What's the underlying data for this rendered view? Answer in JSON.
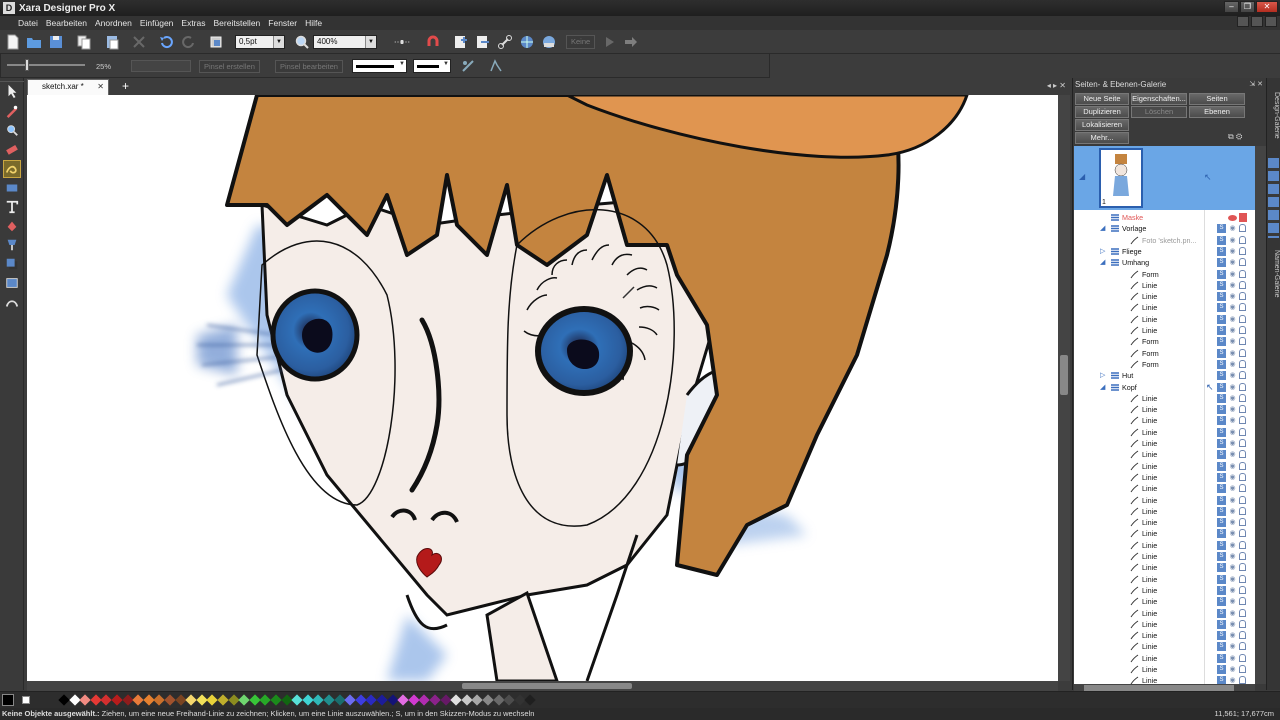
{
  "app": {
    "title": "Xara Designer Pro X"
  },
  "menu": [
    "Datei",
    "Bearbeiten",
    "Anordnen",
    "Einfügen",
    "Extras",
    "Bereitstellen",
    "Fenster",
    "Hilfe"
  ],
  "toolbar": {
    "line_width": "0,5pt",
    "zoom": "400%",
    "keine_label": "Keine",
    "smoothing_value": "25%",
    "brush_create": "Pinsel erstellen",
    "brush_edit": "Pinsel bearbeiten"
  },
  "document": {
    "tab": "sketch.xar *"
  },
  "gallery": {
    "title": "Seiten- & Ebenen-Galerie",
    "buttons": {
      "new_page": "Neue Seite",
      "properties": "Eigenschaften...",
      "pages": "Seiten",
      "duplicate": "Duplizieren",
      "delete": "Löschen",
      "layers": "Ebenen",
      "locate": "Lokalisieren",
      "more": "Mehr..."
    },
    "page_number": "1",
    "layers": [
      {
        "name": "Maske",
        "indent": 0,
        "type": "layer",
        "expand": "",
        "red": true
      },
      {
        "name": "Vorlage",
        "indent": 0,
        "type": "layer",
        "expand": "◢"
      },
      {
        "name": "Foto 'sketch.pn...",
        "indent": 2,
        "type": "object",
        "dim": true
      },
      {
        "name": "Fliege",
        "indent": 0,
        "type": "layer",
        "expand": "▷"
      },
      {
        "name": "Umhang",
        "indent": 0,
        "type": "layer",
        "expand": "◢"
      },
      {
        "name": "Form",
        "indent": 2,
        "type": "object"
      },
      {
        "name": "Linie",
        "indent": 2,
        "type": "object"
      },
      {
        "name": "Linie",
        "indent": 2,
        "type": "object"
      },
      {
        "name": "Linie",
        "indent": 2,
        "type": "object"
      },
      {
        "name": "Linie",
        "indent": 2,
        "type": "object"
      },
      {
        "name": "Linie",
        "indent": 2,
        "type": "object"
      },
      {
        "name": "Form",
        "indent": 2,
        "type": "object"
      },
      {
        "name": "Form",
        "indent": 2,
        "type": "object"
      },
      {
        "name": "Form",
        "indent": 2,
        "type": "object"
      },
      {
        "name": "Hut",
        "indent": 0,
        "type": "layer",
        "expand": "▷"
      },
      {
        "name": "Kopf",
        "indent": 0,
        "type": "layer",
        "expand": "◢"
      },
      {
        "name": "Linie",
        "indent": 2,
        "type": "object"
      },
      {
        "name": "Linie",
        "indent": 2,
        "type": "object"
      },
      {
        "name": "Linie",
        "indent": 2,
        "type": "object"
      },
      {
        "name": "Linie",
        "indent": 2,
        "type": "object"
      },
      {
        "name": "Linie",
        "indent": 2,
        "type": "object"
      },
      {
        "name": "Linie",
        "indent": 2,
        "type": "object"
      },
      {
        "name": "Linie",
        "indent": 2,
        "type": "object"
      },
      {
        "name": "Linie",
        "indent": 2,
        "type": "object"
      },
      {
        "name": "Linie",
        "indent": 2,
        "type": "object"
      },
      {
        "name": "Linie",
        "indent": 2,
        "type": "object"
      },
      {
        "name": "Linie",
        "indent": 2,
        "type": "object"
      },
      {
        "name": "Linie",
        "indent": 2,
        "type": "object"
      },
      {
        "name": "Linie",
        "indent": 2,
        "type": "object"
      },
      {
        "name": "Linie",
        "indent": 2,
        "type": "object"
      },
      {
        "name": "Linie",
        "indent": 2,
        "type": "object"
      },
      {
        "name": "Linie",
        "indent": 2,
        "type": "object"
      },
      {
        "name": "Linie",
        "indent": 2,
        "type": "object"
      },
      {
        "name": "Linie",
        "indent": 2,
        "type": "object"
      },
      {
        "name": "Linie",
        "indent": 2,
        "type": "object"
      },
      {
        "name": "Linie",
        "indent": 2,
        "type": "object"
      },
      {
        "name": "Linie",
        "indent": 2,
        "type": "object"
      },
      {
        "name": "Linie",
        "indent": 2,
        "type": "object"
      },
      {
        "name": "Linie",
        "indent": 2,
        "type": "object"
      },
      {
        "name": "Linie",
        "indent": 2,
        "type": "object"
      },
      {
        "name": "Linie",
        "indent": 2,
        "type": "object"
      },
      {
        "name": "Linie",
        "indent": 2,
        "type": "object"
      },
      {
        "name": "Linie",
        "indent": 2,
        "type": "object"
      }
    ]
  },
  "right_tabs": [
    "Design-Galerie",
    "Namen-Galerie"
  ],
  "palette": [
    "#000000",
    "#ffffff",
    "#f28b82",
    "#e53935",
    "#d32f2f",
    "#b71c1c",
    "#8e1c1c",
    "#e87b3a",
    "#e6812f",
    "#c9702b",
    "#a0522d",
    "#7a4421",
    "#f5d76e",
    "#f2e15a",
    "#e8d23a",
    "#bfae2c",
    "#8c8c1f",
    "#6fd66f",
    "#38c538",
    "#27a827",
    "#1b8a1b",
    "#116611",
    "#58e0d8",
    "#3fd4d4",
    "#2fb8b8",
    "#208f8f",
    "#1a6d6d",
    "#6c6cf0",
    "#3d3de0",
    "#2a2ac0",
    "#1c1c9a",
    "#131377",
    "#e36ce3",
    "#d13ad1",
    "#b02cb0",
    "#8a228a",
    "#661966",
    "#e0e0e0",
    "#c8c8c8",
    "#a8a8a8",
    "#888888",
    "#6a6a6a",
    "#4c4c4c",
    "#333333",
    "#1f1f1f"
  ],
  "status": {
    "bold": "Keine Objekte ausgewählt.:",
    "text": " Ziehen, um eine neue Freihand-Linie zu zeichnen; Klicken, um eine Linie auszuwählen.; S, um in den Skizzen-Modus zu wechseln",
    "coords": "11,561; 17,677cm"
  }
}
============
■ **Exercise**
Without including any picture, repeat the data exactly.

■ **Result of the exercise**
What's the underlying data for this rendered view? Answer in JSON.
{
  "app": {
    "title": "Xara Designer Pro X"
  },
  "menu": [
    "Datei",
    "Bearbeiten",
    "Anordnen",
    "Einfügen",
    "Extras",
    "Bereitstellen",
    "Fenster",
    "Hilfe"
  ],
  "toolbar": {
    "line_width": "0,5pt",
    "zoom": "400%",
    "keine_label": "Keine",
    "smoothing_value": "25%",
    "brush_create": "Pinsel erstellen",
    "brush_edit": "Pinsel bearbeiten"
  },
  "document": {
    "tab": "sketch.xar *"
  },
  "gallery": {
    "title": "Seiten- & Ebenen-Galerie",
    "buttons": {
      "new_page": "Neue Seite",
      "properties": "Eigenschaften...",
      "pages": "Seiten",
      "duplicate": "Duplizieren",
      "delete": "Löschen",
      "layers": "Ebenen",
      "locate": "Lokalisieren",
      "more": "Mehr..."
    },
    "page_number": "1",
    "layers": [
      {
        "name": "Maske",
        "indent": 0,
        "type": "layer",
        "expand": "",
        "red": true
      },
      {
        "name": "Vorlage",
        "indent": 0,
        "type": "layer",
        "expand": "◢"
      },
      {
        "name": "Foto 'sketch.pn...",
        "indent": 2,
        "type": "object",
        "dim": true
      },
      {
        "name": "Fliege",
        "indent": 0,
        "type": "layer",
        "expand": "▷"
      },
      {
        "name": "Umhang",
        "indent": 0,
        "type": "layer",
        "expand": "◢"
      },
      {
        "name": "Form",
        "indent": 2,
        "type": "object"
      },
      {
        "name": "Linie",
        "indent": 2,
        "type": "object"
      },
      {
        "name": "Linie",
        "indent": 2,
        "type": "object"
      },
      {
        "name": "Linie",
        "indent": 2,
        "type": "object"
      },
      {
        "name": "Linie",
        "indent": 2,
        "type": "object"
      },
      {
        "name": "Linie",
        "indent": 2,
        "type": "object"
      },
      {
        "name": "Form",
        "indent": 2,
        "type": "object"
      },
      {
        "name": "Form",
        "indent": 2,
        "type": "object"
      },
      {
        "name": "Form",
        "indent": 2,
        "type": "object"
      },
      {
        "name": "Hut",
        "indent": 0,
        "type": "layer",
        "expand": "▷"
      },
      {
        "name": "Kopf",
        "indent": 0,
        "type": "layer",
        "expand": "◢"
      },
      {
        "name": "Linie",
        "indent": 2,
        "type": "object"
      },
      {
        "name": "Linie",
        "indent": 2,
        "type": "object"
      },
      {
        "name": "Linie",
        "indent": 2,
        "type": "object"
      },
      {
        "name": "Linie",
        "indent": 2,
        "type": "object"
      },
      {
        "name": "Linie",
        "indent": 2,
        "type": "object"
      },
      {
        "name": "Linie",
        "indent": 2,
        "type": "object"
      },
      {
        "name": "Linie",
        "indent": 2,
        "type": "object"
      },
      {
        "name": "Linie",
        "indent": 2,
        "type": "object"
      },
      {
        "name": "Linie",
        "indent": 2,
        "type": "object"
      },
      {
        "name": "Linie",
        "indent": 2,
        "type": "object"
      },
      {
        "name": "Linie",
        "indent": 2,
        "type": "object"
      },
      {
        "name": "Linie",
        "indent": 2,
        "type": "object"
      },
      {
        "name": "Linie",
        "indent": 2,
        "type": "object"
      },
      {
        "name": "Linie",
        "indent": 2,
        "type": "object"
      },
      {
        "name": "Linie",
        "indent": 2,
        "type": "object"
      },
      {
        "name": "Linie",
        "indent": 2,
        "type": "object"
      },
      {
        "name": "Linie",
        "indent": 2,
        "type": "object"
      },
      {
        "name": "Linie",
        "indent": 2,
        "type": "object"
      },
      {
        "name": "Linie",
        "indent": 2,
        "type": "object"
      },
      {
        "name": "Linie",
        "indent": 2,
        "type": "object"
      },
      {
        "name": "Linie",
        "indent": 2,
        "type": "object"
      },
      {
        "name": "Linie",
        "indent": 2,
        "type": "object"
      },
      {
        "name": "Linie",
        "indent": 2,
        "type": "object"
      },
      {
        "name": "Linie",
        "indent": 2,
        "type": "object"
      },
      {
        "name": "Linie",
        "indent": 2,
        "type": "object"
      },
      {
        "name": "Linie",
        "indent": 2,
        "type": "object"
      },
      {
        "name": "Linie",
        "indent": 2,
        "type": "object"
      }
    ]
  },
  "right_tabs": [
    "Design-Galerie",
    "Namen-Galerie"
  ],
  "palette": [
    "#000000",
    "#ffffff",
    "#f28b82",
    "#e53935",
    "#d32f2f",
    "#b71c1c",
    "#8e1c1c",
    "#e87b3a",
    "#e6812f",
    "#c9702b",
    "#a0522d",
    "#7a4421",
    "#f5d76e",
    "#f2e15a",
    "#e8d23a",
    "#bfae2c",
    "#8c8c1f",
    "#6fd66f",
    "#38c538",
    "#27a827",
    "#1b8a1b",
    "#116611",
    "#58e0d8",
    "#3fd4d4",
    "#2fb8b8",
    "#208f8f",
    "#1a6d6d",
    "#6c6cf0",
    "#3d3de0",
    "#2a2ac0",
    "#1c1c9a",
    "#131377",
    "#e36ce3",
    "#d13ad1",
    "#b02cb0",
    "#8a228a",
    "#661966",
    "#e0e0e0",
    "#c8c8c8",
    "#a8a8a8",
    "#888888",
    "#6a6a6a",
    "#4c4c4c",
    "#333333",
    "#1f1f1f"
  ],
  "status": {
    "bold": "Keine Objekte ausgewählt.:",
    "text": " Ziehen, um eine neue Freihand-Linie zu zeichnen; Klicken, um eine Linie auszuwählen.; S, um in den Skizzen-Modus zu wechseln",
    "coords": "11,561; 17,677cm"
  }
}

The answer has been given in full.